Giorgio Armani was not the first boldface fashion designer to get into the home business—Ralph Lauren beat him by at least two decades, and a long list of apparel brands, from Calvin Klein and Hermès to Liz Claiborne, have all played in the home space over the years. Some, like Armani, have opened their own dedicated home stores, too.
But as the famed Italian designer celebrates the 20th anniversary of Armani/Casa, it is worth noting the unique position the brand has carved out for itself in both the U.S. and around the world, retaining its elite status with just a handful of stores and a low-key profile. (In fact, other than an editorial feature in the September issue of Wallpaper*, there has been no official celebration of the two-decade mark, in keeping with the brand’s understated approach.)
Yet Armani/Casa is perceived to be in a class by itself: a brand that translates Armani’s designs into upholstered furniture, textiles and tabletop. Unlike other European luxury brands—Louis Vuitton, Gucci and Prada come to mind—there are no logos or interlocking patterns that instantly identify the product’s provenance. If you know Giorgio Armani, you will recognize his home furnishings. If you don’t—well, you won’t.
Armani/Casa was launched in 2000, when Armani opened the first dedicated home store in Milan, where his company is headquartered. A year later, the brand arrived in the U.S. with the debut of showrooms in New York and Los Angeles, as well as an additional European outlet in Paris. Today there are four North American locations, including Miami and the first Canadian store, which opened in Vancouver last year. Other stores are located in Shanghai, Beijing and Tokyo, and the company also sells online.
Retail Insider, a Canadian e-newsletter, trumpeted the brand’s aesthetic while reporting on the Vancouver store opening: “For decades the Armani name has been synonymous with exquisite taste and Italian style. The Armani/Casa brand embodies simple but elegant style. Giorgio Armani loves linear design, minimalism interlinked with cultural connotations, and art deco style of the 1930s.”
More recently, Armani has expanded his Casa brand into new areas, including hotels and residential design, through the Milan-based interior design arm of his business, which he launched in 2004. Residences by Armani/Casa, a 60-story oceanfront condominium tower in Sunny Isles Beach, Florida, designed by celebrated Argentinian architect César Pelli, opened earlier this year.
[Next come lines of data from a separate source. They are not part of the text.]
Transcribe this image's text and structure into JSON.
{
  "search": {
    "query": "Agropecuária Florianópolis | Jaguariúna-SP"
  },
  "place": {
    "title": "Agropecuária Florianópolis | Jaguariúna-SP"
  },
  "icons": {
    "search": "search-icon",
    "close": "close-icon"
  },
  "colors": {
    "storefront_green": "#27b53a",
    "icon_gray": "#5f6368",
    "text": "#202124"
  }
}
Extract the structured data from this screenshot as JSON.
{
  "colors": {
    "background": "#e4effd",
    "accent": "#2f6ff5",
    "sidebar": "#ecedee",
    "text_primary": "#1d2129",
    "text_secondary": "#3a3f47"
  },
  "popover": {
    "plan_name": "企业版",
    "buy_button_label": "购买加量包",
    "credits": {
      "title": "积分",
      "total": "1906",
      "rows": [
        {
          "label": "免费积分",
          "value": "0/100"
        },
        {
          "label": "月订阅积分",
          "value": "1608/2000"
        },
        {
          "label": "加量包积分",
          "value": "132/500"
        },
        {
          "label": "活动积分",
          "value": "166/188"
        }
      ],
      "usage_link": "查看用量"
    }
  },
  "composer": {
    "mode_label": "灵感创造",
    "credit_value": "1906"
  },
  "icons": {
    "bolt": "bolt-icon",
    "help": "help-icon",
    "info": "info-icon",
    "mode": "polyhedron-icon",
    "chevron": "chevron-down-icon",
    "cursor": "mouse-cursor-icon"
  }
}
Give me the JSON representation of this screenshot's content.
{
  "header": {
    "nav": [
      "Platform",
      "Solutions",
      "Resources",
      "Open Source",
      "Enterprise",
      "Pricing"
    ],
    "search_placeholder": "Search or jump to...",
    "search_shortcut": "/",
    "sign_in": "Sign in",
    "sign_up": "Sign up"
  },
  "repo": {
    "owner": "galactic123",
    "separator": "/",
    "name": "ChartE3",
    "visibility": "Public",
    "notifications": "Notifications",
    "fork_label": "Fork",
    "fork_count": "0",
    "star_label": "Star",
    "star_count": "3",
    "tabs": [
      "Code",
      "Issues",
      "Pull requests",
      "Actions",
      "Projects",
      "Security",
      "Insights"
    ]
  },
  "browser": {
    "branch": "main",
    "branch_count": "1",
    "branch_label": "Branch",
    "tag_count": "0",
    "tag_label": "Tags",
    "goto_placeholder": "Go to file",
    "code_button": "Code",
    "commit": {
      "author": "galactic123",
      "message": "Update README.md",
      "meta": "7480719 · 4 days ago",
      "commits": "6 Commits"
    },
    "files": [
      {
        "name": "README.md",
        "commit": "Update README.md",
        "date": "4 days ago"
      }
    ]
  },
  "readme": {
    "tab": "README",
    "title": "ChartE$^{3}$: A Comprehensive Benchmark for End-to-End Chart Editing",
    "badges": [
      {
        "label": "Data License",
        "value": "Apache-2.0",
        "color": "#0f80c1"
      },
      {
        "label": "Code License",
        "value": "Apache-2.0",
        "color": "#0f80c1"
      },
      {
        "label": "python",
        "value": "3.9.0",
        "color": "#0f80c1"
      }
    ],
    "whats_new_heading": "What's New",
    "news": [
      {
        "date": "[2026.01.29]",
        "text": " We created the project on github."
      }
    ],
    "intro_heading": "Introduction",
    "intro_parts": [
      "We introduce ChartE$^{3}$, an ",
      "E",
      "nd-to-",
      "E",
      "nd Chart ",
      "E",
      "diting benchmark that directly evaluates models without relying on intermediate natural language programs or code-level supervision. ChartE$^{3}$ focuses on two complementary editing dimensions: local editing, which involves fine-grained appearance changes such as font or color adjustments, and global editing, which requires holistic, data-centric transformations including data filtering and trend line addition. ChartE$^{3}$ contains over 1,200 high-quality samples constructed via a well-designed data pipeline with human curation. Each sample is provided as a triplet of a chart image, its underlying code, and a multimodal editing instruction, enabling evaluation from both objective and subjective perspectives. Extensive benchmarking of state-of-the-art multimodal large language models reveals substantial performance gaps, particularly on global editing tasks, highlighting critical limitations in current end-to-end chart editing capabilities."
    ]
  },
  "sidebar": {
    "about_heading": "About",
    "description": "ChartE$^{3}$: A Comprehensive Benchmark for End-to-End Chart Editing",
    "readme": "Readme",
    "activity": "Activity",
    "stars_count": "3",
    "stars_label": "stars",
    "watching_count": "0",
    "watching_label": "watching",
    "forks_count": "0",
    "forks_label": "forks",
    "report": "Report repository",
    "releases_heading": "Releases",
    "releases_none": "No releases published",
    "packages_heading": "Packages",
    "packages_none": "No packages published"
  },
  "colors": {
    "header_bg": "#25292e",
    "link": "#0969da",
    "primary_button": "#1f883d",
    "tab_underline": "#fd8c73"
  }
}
The brand also extends beyond furnishings into other home categories through several partnerships, including kitchens with Dada, bathroom fixtures with Roca, textiles with Rubelli, and wallcoverings with Jannelli & Volpi.
Although the original New York and Los Angeles stores were in bustling retail districts, the brand moved into design centers (the D&D Building and the Pacific Design Center) in 2011. Come 2023, it is scheduled to be on the street once again in New York as part of a new Armani flagship on Madison Avenue.
The Armani/Casa website says the collection is the “pursuit of symmetry & harmony,” and for 20 years it has been that—not a single thing more. In the Wallpaper* feature, Armani acknowledges the milestone: “I successfully and independently expanded into sectors beyond fashion to offer my all-embracing philosophy of lifestyle. I can say this is an enormous achievement.”
Homepage photo: The interior of the Residences by Armani/Casa condominium tower, which was designed by César Pelli | Dezer Development
Warren Shoulberg is the former editor in chief for several leading B2B publications. He has been a guest lecturer at the Columbia University Graduate School of Business; received honors from the International Furnishings and Design Association and the Fashion Institute of Technology; and been cited by The Wall Street Journal, The New York Times, The Washington Post, CNN and other media as a leading industry expert. His Retail Watch columns offer deep industry insights on major markets and product categories.